Be that as it may, over and above whatever equality may be entailed in these doctrines, Christian tradition provides good reason to believe that this equality is not absolute. This reason being: we are afforded two terms—not one. “Theosis” and “incarnation” are not synonyms. There is something different between God becoming human and humans becoming divine. Whereas humans (in theosis) become a new creation—with the old passing away, God (incarnated) did not become a new creator—and no old god was superseded.
The distinction I make here is roundly rejected by some who study the Bible quite seriously. They contend that, in response to what people do, God is open to becoming new. I’m not familiar enough with the scholarship to know whether the label “Open Theism” was coined by adherents or critics of this position, but the name seems apt.
When I truly communicate with others, I open myself up to becoming someone new.
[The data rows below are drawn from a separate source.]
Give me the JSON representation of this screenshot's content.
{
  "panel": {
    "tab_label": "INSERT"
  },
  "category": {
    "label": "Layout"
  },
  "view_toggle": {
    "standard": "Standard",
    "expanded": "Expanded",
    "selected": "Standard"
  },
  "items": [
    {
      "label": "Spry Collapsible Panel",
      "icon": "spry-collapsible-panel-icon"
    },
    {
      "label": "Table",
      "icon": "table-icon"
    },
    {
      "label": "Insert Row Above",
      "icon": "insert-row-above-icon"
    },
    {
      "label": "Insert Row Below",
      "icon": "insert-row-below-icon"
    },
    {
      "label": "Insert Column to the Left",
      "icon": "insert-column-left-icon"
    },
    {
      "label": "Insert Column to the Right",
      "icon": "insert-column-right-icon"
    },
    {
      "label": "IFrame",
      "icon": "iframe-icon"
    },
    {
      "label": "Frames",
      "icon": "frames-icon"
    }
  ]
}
If God were to communicate with us in entirely the same manner that I communicate with others, then—with each truly communicative act—God opens godself up to becoming somegod new. Here, the open theist chimes in, “But of course, God speaks.” I protest, “By no means, God doesn’t speak like humans do.” We both think the Bible corroborates our position.
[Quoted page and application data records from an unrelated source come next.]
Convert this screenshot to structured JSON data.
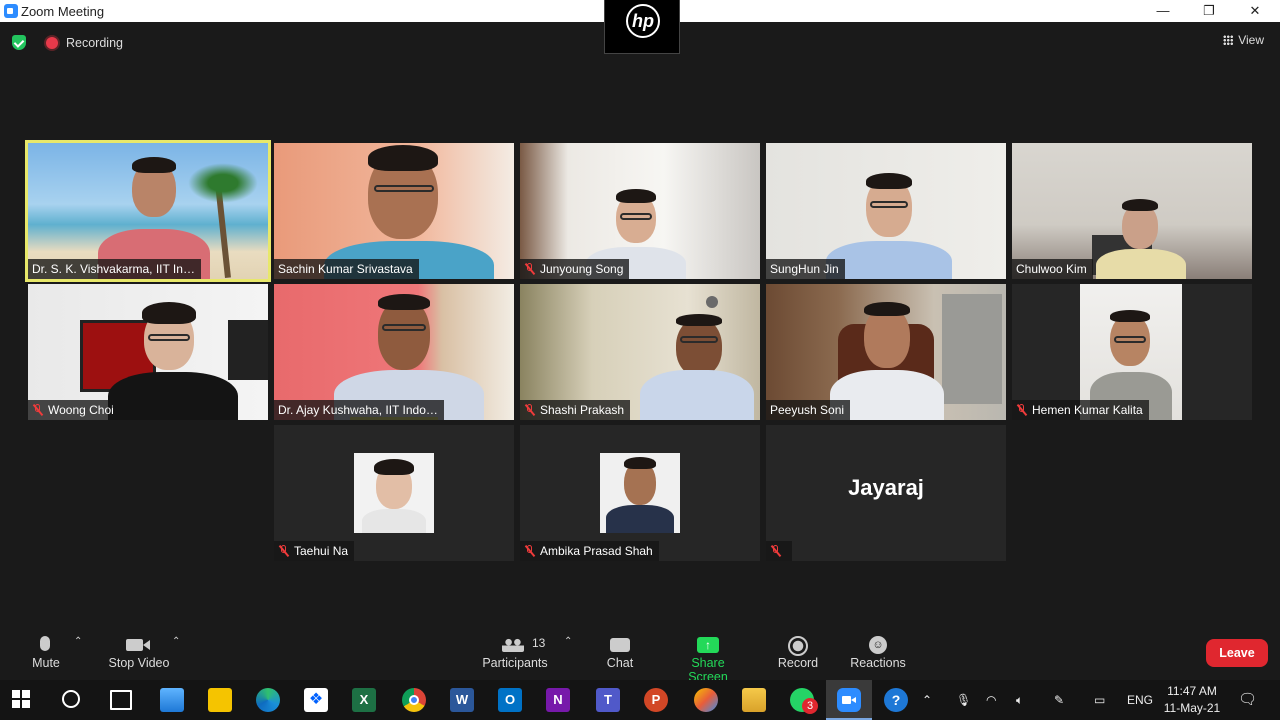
{
  "window": {
    "title": "Zoom Meeting",
    "minimize": "—",
    "restore": "❐",
    "close": "✕"
  },
  "top": {
    "recording_label": "Recording",
    "view_label": "View"
  },
  "participants": [
    {
      "name": "Dr. S. K. Vishvakarma, IIT In…",
      "muted": false,
      "active": true
    },
    {
      "name": "Sachin Kumar Srivastava",
      "muted": false
    },
    {
      "name": "Junyoung Song",
      "muted": true
    },
    {
      "name": "SungHun Jin",
      "muted": false
    },
    {
      "name": "Chulwoo Kim",
      "muted": false
    },
    {
      "name": "Woong Choi",
      "muted": true
    },
    {
      "name": "Dr. Ajay Kushwaha, IIT Indo…",
      "muted": false
    },
    {
      "name": "Shashi Prakash",
      "muted": true
    },
    {
      "name": "Peeyush Soni",
      "muted": false
    },
    {
      "name": "Hemen Kumar Kalita",
      "muted": true
    },
    {
      "name": "Taehui Na",
      "muted": true
    },
    {
      "name": "Ambika Prasad Shah",
      "muted": true
    },
    {
      "name": "Jayaraj",
      "muted": true,
      "display_text": "Jayaraj"
    }
  ],
  "toolbar": {
    "mute": "Mute",
    "stop_video": "Stop Video",
    "participants": "Participants",
    "participants_count": "13",
    "chat": "Chat",
    "share_screen": "Share Screen",
    "record": "Record",
    "reactions": "Reactions",
    "leave": "Leave"
  },
  "taskbar": {
    "language": "ENG",
    "time": "11:47 AM",
    "date": "11-May-21",
    "whatsapp_badge": "3"
  },
  "colors": {
    "active_speaker": "#e8e86a",
    "share_screen": "#23d959",
    "leave": "#e0272f",
    "zoom_blue": "#2d8cff"
  }
}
I do not want to scapegoat Open Theism by sneering: “Unless those wronged-headed pseudo-theologians be jettisoned with prejudice right here at the start, I can’t in good faith be a part of this conversation!” Nor am I secretly rooting for a moderator to say, “Of course, we don’t let those bastards in here, Andrew, come on in now and know you are among compatriots who’ll fight to defend the honor of God’s sovereignty!” That manner of speech is sinful.
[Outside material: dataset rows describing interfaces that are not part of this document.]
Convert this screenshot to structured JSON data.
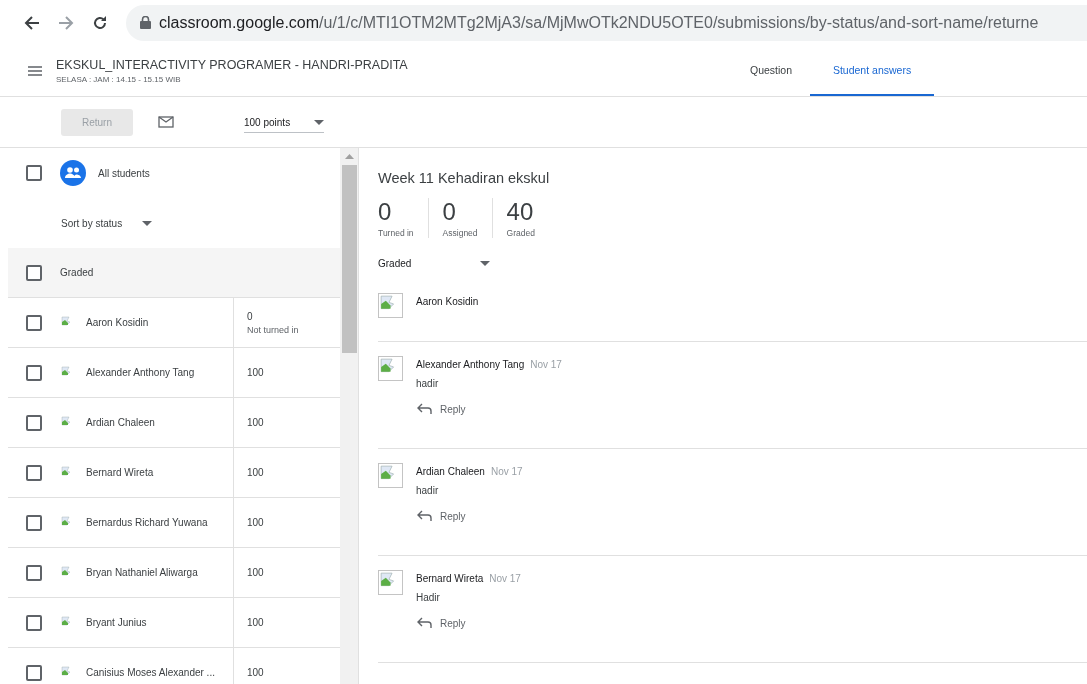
{
  "browser": {
    "url_host": "classroom.google.com",
    "url_path": "/u/1/c/MTI1OTM2MTg2MjA3/sa/MjMwOTk2NDU5OTE0/submissions/by-status/and-sort-name/returne"
  },
  "header": {
    "title": "EKSKUL_INTERACTIVITY PROGRAMER - HANDRI-PRADITA",
    "subtitle": "SELASA : JAM : 14.15 - 15.15 WIB"
  },
  "tabs": [
    {
      "label": "Question",
      "selected": false
    },
    {
      "label": "Student answers",
      "selected": true
    }
  ],
  "toolbar": {
    "return_button": {
      "label": "Return",
      "disabled": true
    },
    "points": "100 points"
  },
  "student_list": {
    "all_students": {
      "label": "All students",
      "checked": false
    },
    "sort": "Sort by status",
    "group": {
      "label": "Graded",
      "checked": false
    },
    "rows": [
      {
        "name": "Aaron Kosidin",
        "grade": "0",
        "note": "Not turned in",
        "checked": false
      },
      {
        "name": "Alexander Anthony Tang",
        "grade": "100",
        "checked": false
      },
      {
        "name": "Ardian Chaleen",
        "grade": "100",
        "checked": false
      },
      {
        "name": "Bernard Wireta",
        "grade": "100",
        "checked": false
      },
      {
        "name": "Bernardus Richard Yuwana",
        "grade": "100",
        "checked": false
      },
      {
        "name": "Bryan Nathaniel Aliwarga",
        "grade": "100",
        "checked": false
      },
      {
        "name": "Bryant Junius",
        "grade": "100",
        "checked": false
      },
      {
        "name": "Canisius Moses Alexander ...",
        "grade": "100",
        "checked": false
      }
    ]
  },
  "answers": {
    "title": "Week 11 Kehadiran ekskul",
    "stats": [
      {
        "value": "0",
        "label": "Turned in"
      },
      {
        "value": "0",
        "label": "Assigned"
      },
      {
        "value": "40",
        "label": "Graded"
      }
    ],
    "filter": "Graded",
    "entries": [
      {
        "name": "Aaron Kosidin"
      },
      {
        "name": "Alexander Anthony Tang",
        "date": "Nov 17",
        "answer": "hadir",
        "reply": "Reply"
      },
      {
        "name": "Ardian Chaleen",
        "date": "Nov 17",
        "answer": "hadir",
        "reply": "Reply"
      },
      {
        "name": "Bernard Wireta",
        "date": "Nov 17",
        "answer": "Hadir",
        "reply": "Reply"
      }
    ]
  }
}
I only want clarity. Alison frames this course on Christian theology around the conception of God as one who communicates and around the conception of humans as ones who, by their mimetic nature, are inescapably communicated-to. Does Alison’s position imply the inverse? Does Alison’s theology present God as one who is communicated-to by humans? Do humans impart being to God, as we impart selves to one another (c.f. the discussion of babies becoming through deferment and imitation in Module 1.2, and then ask if we do to our God what we do to our babies and friends)? Or—and this is a big fat disjunctive “or”—is God, being unique, an actual instance of a self-starting “I”?
Perhaps this post is vanity. Maybe defining the precise nature of God is not the sort of theology we are after in this class. I maintain that God is one who communicates being and yet God is never one to whom being is communicated. Whether that is accurate or inaccurate could be beside the point; you may just hear me spouting a mere factoid comparable to the population of Mexico City (c.f. module 1.3). Am I barking up a tree with no squirrel when I ask whether Fr Alison believes that God’s own being is inducted to God through mimetic exchanges with human interlocutors?
It seems to me like a revelatory matter and not an inane fact, because I want to say that, when humans do manage to induct a god into becoming, the Bible condemns it as idolatry.